## [Assignment]
Count up the lines below where the word "Andrew" shows up, and respond with the number alone.

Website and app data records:
......

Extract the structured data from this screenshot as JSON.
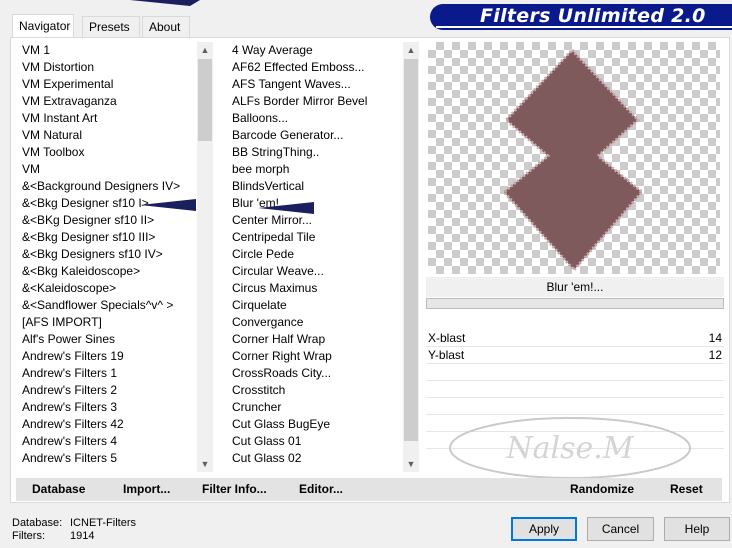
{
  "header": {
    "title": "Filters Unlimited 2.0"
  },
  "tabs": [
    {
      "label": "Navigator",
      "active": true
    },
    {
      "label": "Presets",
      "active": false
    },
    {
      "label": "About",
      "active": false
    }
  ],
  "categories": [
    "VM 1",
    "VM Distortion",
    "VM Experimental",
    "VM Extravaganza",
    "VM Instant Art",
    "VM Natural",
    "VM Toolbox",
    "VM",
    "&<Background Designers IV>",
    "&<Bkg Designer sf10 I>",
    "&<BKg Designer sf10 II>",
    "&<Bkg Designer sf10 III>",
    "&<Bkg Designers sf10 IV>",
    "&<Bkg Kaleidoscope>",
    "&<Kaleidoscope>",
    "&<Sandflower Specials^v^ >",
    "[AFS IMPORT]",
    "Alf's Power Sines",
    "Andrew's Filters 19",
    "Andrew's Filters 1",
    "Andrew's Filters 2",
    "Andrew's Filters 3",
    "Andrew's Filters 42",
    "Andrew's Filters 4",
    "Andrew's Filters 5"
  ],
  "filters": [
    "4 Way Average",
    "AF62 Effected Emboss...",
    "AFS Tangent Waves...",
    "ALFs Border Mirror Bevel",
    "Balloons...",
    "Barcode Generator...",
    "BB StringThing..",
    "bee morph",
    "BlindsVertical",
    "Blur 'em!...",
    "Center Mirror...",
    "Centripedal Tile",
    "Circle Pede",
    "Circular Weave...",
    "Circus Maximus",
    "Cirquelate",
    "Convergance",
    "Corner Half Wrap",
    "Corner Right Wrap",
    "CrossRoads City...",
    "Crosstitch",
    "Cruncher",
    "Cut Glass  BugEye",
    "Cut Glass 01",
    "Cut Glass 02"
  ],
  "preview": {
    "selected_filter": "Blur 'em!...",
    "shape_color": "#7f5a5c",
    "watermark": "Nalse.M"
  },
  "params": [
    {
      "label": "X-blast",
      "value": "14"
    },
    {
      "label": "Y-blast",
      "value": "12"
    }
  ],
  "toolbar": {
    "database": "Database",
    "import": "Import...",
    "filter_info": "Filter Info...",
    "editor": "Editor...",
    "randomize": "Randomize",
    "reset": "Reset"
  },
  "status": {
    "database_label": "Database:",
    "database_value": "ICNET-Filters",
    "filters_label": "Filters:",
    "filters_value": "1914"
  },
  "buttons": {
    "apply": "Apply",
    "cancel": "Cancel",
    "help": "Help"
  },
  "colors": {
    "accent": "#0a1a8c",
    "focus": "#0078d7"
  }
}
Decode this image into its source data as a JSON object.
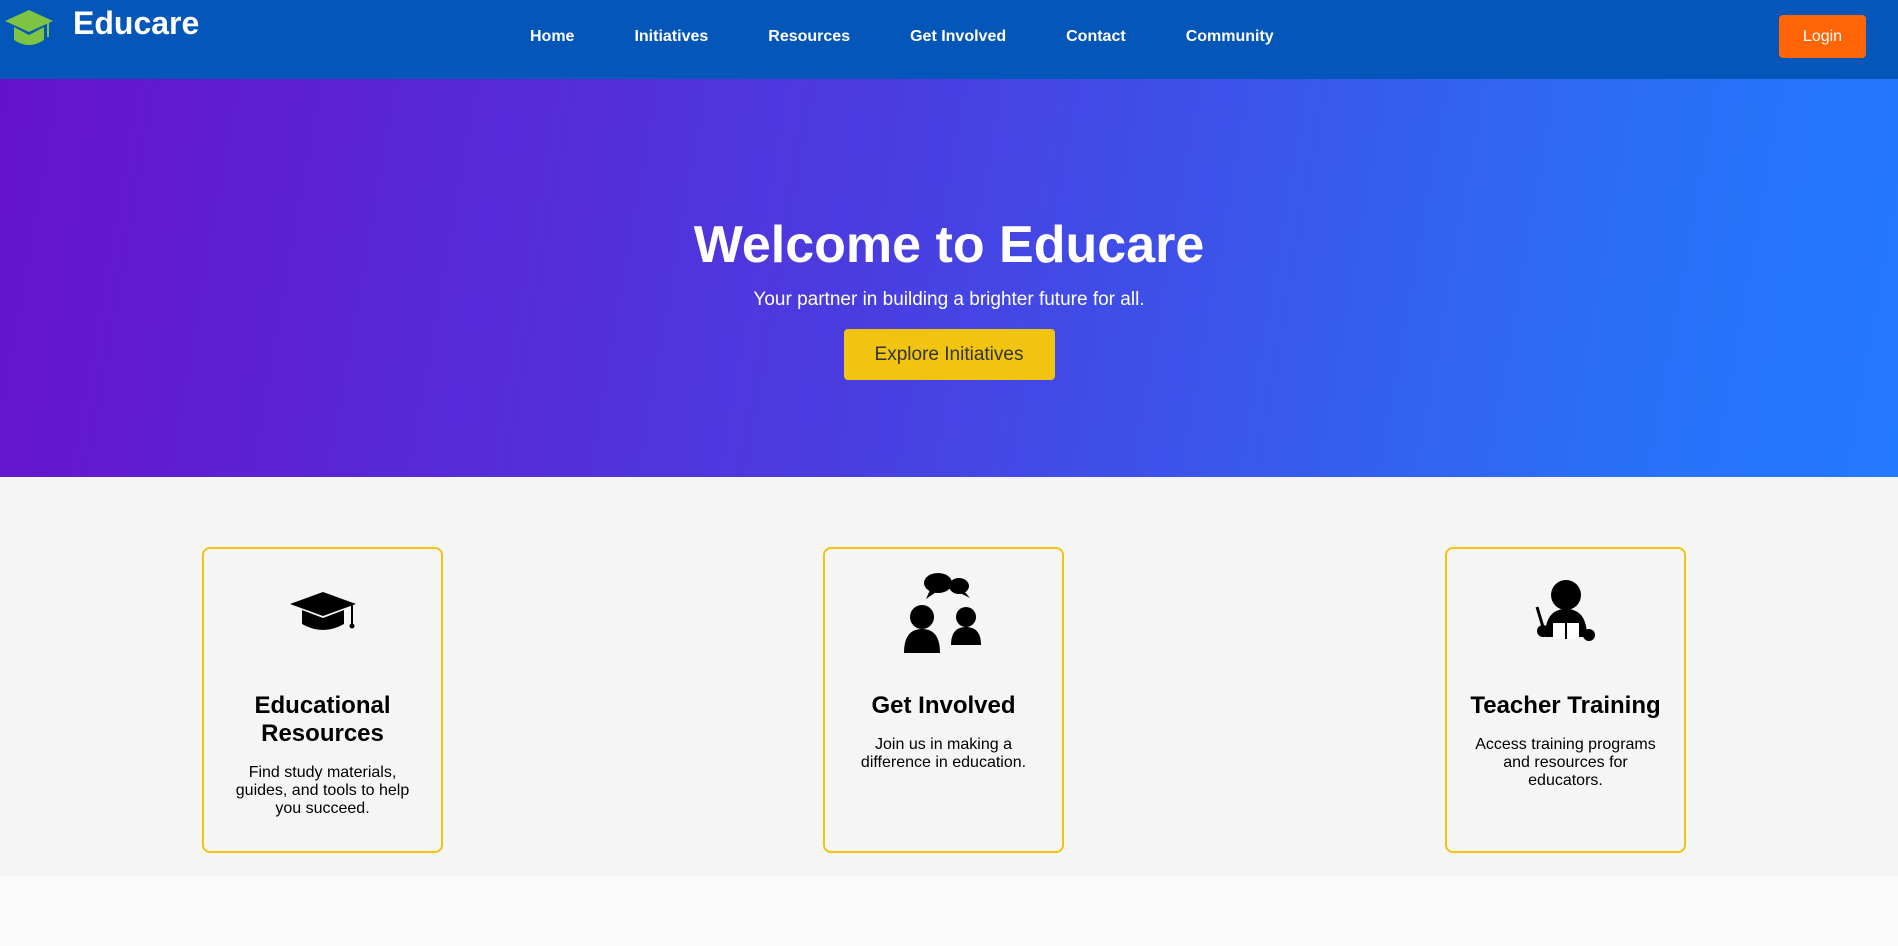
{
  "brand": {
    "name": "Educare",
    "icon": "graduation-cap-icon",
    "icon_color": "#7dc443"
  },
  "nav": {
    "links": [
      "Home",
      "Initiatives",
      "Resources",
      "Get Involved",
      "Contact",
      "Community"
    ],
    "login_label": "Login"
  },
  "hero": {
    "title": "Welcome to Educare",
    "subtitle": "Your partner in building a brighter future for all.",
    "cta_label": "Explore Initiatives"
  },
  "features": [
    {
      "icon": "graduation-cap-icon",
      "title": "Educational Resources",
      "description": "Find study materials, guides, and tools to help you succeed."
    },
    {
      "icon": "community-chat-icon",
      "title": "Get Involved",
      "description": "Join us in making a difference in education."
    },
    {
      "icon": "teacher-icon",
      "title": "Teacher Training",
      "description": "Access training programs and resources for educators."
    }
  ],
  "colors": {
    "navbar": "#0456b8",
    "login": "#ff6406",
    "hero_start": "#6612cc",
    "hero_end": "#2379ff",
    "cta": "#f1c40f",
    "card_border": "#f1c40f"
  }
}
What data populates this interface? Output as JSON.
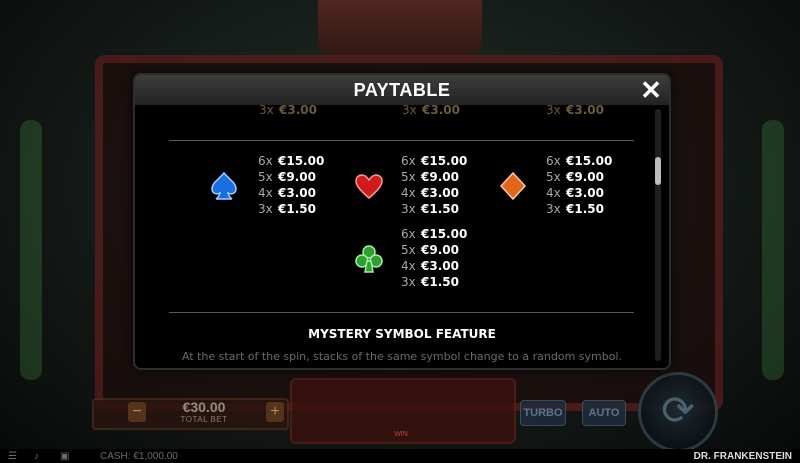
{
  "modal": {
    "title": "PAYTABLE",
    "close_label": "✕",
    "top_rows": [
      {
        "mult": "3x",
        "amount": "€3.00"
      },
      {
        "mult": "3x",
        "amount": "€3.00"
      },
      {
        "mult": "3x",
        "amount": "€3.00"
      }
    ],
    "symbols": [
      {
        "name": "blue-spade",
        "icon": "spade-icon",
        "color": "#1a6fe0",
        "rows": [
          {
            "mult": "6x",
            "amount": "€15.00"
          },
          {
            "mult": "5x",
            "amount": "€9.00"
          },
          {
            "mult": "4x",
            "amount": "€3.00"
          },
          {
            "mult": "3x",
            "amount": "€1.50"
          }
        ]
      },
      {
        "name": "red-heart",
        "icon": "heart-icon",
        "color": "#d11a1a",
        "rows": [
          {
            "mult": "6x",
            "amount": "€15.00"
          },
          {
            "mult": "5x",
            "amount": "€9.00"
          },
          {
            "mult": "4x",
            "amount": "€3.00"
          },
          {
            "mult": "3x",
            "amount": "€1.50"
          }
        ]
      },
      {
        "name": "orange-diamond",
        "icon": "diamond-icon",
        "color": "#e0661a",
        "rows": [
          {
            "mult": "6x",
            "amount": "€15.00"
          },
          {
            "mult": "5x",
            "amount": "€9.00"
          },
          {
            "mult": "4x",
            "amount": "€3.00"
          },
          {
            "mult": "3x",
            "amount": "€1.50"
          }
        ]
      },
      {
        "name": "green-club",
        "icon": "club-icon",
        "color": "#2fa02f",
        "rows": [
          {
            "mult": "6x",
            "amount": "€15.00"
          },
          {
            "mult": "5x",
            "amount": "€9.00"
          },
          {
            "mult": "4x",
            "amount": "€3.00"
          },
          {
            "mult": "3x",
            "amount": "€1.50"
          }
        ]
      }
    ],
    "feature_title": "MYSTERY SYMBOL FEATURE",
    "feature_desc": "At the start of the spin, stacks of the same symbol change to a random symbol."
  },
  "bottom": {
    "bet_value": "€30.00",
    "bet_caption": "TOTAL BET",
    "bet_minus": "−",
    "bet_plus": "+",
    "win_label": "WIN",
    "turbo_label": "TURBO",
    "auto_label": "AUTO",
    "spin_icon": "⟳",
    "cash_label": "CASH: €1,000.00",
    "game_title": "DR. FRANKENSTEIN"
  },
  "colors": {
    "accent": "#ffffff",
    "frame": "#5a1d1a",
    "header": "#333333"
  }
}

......

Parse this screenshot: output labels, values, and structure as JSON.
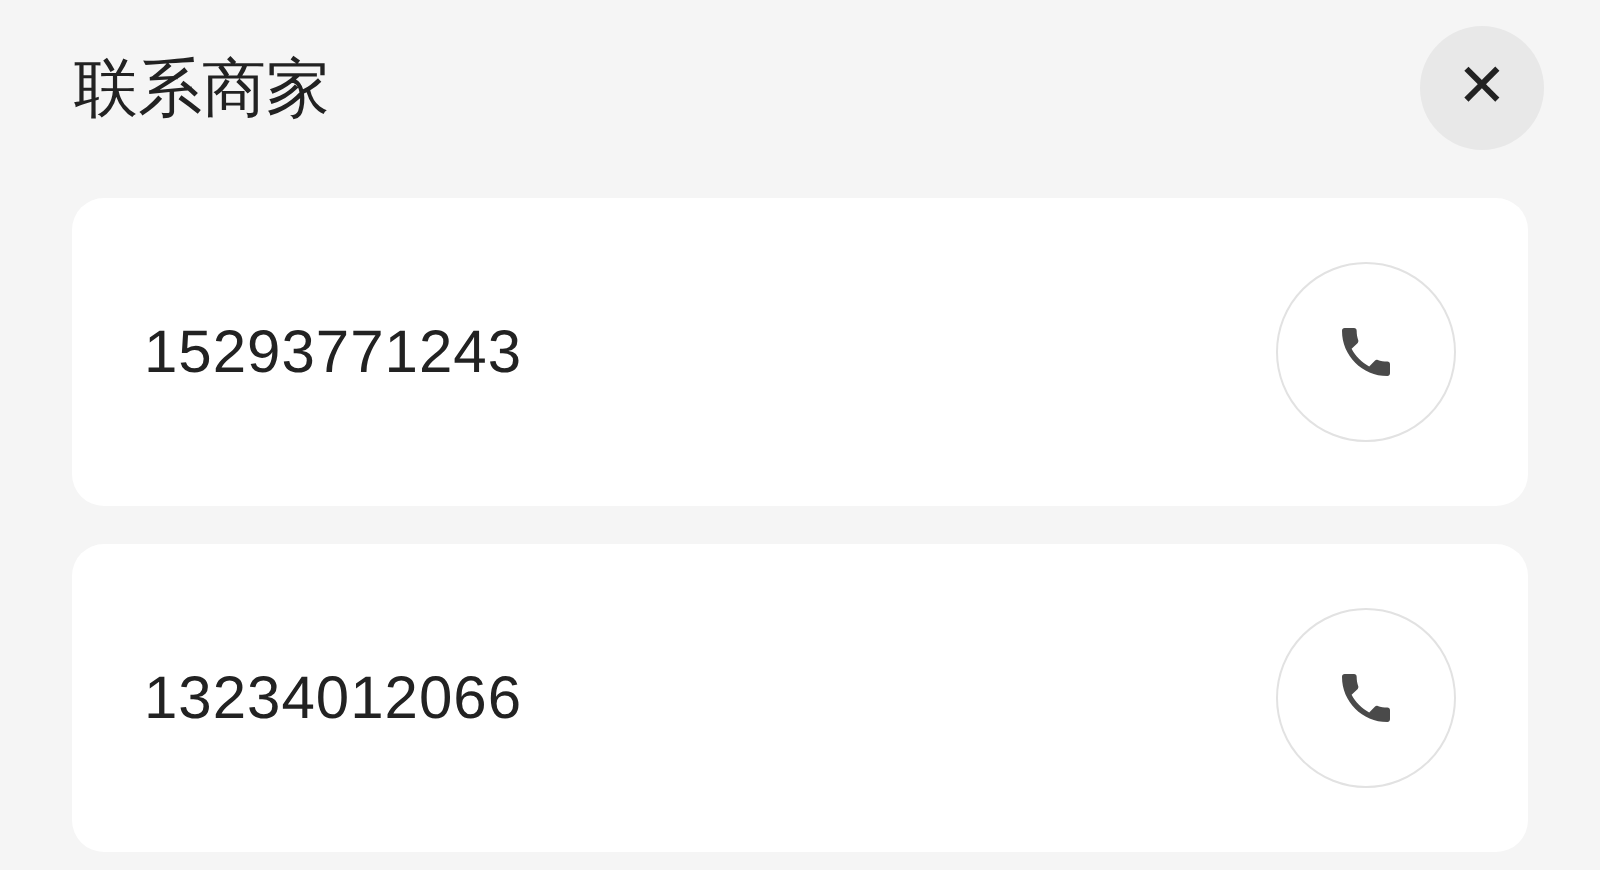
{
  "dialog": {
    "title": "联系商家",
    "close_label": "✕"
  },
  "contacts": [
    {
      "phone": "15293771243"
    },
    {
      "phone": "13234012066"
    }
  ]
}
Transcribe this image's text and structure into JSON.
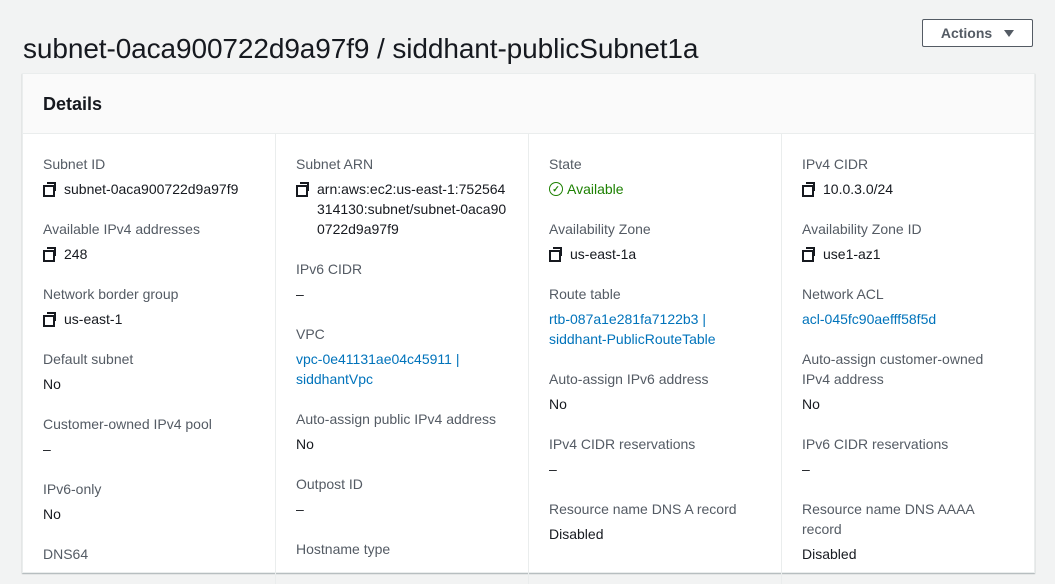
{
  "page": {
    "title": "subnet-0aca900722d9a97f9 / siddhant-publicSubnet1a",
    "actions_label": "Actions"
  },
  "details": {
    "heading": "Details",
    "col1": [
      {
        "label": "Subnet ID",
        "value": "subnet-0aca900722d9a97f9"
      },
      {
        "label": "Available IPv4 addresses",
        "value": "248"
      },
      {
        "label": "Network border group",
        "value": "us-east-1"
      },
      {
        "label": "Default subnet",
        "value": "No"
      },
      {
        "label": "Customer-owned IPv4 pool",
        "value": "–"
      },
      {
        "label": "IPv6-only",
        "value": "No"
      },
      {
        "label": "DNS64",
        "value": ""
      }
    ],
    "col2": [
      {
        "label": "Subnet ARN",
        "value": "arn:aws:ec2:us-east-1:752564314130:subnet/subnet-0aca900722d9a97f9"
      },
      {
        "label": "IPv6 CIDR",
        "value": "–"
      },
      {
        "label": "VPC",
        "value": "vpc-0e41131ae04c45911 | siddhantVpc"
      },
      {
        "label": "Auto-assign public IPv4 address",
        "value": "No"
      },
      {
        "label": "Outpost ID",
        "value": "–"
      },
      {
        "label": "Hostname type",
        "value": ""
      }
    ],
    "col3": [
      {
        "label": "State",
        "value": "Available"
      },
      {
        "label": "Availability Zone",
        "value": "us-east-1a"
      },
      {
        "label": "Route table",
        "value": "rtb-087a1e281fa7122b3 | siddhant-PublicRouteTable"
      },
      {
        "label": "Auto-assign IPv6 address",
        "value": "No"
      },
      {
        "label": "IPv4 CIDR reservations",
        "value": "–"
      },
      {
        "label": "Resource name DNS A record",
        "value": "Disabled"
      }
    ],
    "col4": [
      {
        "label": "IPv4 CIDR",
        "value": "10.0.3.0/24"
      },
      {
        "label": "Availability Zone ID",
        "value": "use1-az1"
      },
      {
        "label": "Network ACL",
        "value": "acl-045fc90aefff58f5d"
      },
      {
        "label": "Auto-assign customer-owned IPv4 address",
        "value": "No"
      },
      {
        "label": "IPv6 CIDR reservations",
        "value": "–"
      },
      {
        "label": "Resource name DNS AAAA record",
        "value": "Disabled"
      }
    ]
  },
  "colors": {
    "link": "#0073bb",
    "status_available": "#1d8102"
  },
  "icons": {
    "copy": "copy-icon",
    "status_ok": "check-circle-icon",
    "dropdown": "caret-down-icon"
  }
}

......

## [Exercise solution]
7